> _WHAT YOU WILL DO_
Go through the entries below. Copy each line in which "CodeRefinery" appears.

> _RAW DATA_
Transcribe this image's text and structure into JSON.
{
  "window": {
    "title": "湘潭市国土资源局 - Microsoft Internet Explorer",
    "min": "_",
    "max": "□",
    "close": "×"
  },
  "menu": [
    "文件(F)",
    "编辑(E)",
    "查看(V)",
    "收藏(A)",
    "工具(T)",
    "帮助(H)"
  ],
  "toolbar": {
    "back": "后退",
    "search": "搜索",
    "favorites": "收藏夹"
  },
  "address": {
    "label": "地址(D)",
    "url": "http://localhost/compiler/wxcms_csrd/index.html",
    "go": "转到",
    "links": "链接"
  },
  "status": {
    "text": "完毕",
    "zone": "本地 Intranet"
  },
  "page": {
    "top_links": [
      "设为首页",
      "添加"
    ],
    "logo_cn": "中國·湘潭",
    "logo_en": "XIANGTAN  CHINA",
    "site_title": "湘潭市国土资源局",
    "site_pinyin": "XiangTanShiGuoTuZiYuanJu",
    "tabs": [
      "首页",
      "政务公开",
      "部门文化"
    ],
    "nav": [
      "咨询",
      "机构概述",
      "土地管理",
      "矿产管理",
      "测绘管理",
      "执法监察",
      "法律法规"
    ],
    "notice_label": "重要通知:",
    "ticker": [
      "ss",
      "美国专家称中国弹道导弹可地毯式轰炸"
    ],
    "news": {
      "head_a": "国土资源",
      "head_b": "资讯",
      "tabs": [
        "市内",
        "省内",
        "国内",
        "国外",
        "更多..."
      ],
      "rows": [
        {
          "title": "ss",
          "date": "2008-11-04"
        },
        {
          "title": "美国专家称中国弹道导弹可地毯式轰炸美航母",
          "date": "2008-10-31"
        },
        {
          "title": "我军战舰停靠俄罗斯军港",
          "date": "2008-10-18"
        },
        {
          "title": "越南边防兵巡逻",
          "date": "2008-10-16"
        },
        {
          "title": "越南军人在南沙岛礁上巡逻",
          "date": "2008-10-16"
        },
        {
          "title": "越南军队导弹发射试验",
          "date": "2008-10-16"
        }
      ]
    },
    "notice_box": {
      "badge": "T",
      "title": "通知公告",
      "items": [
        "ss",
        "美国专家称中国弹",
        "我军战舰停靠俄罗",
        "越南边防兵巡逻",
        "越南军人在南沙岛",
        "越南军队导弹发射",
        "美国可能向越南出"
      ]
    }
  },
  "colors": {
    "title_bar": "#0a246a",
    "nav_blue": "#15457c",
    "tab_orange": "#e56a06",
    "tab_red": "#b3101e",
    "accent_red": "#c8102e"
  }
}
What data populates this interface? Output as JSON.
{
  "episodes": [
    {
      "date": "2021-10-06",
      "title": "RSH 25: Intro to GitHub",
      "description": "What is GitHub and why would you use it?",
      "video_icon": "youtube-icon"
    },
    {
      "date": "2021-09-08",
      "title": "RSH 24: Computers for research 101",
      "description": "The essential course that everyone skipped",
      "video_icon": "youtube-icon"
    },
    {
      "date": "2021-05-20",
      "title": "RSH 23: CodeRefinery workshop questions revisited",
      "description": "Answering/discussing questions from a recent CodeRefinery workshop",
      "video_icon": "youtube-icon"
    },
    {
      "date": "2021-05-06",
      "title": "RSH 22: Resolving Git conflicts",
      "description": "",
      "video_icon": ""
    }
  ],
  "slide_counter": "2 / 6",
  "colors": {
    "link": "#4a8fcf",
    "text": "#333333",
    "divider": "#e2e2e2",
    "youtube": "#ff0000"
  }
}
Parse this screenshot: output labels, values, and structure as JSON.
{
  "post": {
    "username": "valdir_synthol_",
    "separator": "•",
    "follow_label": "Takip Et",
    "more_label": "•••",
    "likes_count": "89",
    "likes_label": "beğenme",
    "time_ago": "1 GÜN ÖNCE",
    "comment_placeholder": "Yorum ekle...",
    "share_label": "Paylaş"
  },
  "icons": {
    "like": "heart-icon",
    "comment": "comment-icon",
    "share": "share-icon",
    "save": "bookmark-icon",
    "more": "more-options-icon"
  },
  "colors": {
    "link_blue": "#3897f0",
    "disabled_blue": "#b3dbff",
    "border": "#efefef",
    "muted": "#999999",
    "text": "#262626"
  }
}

> _TASK RESULT_
      "title": "RSH 23: CodeRefinery workshop questions revisited",
      "description": "Answering/discussing questions from a recent CodeRefinery workshop",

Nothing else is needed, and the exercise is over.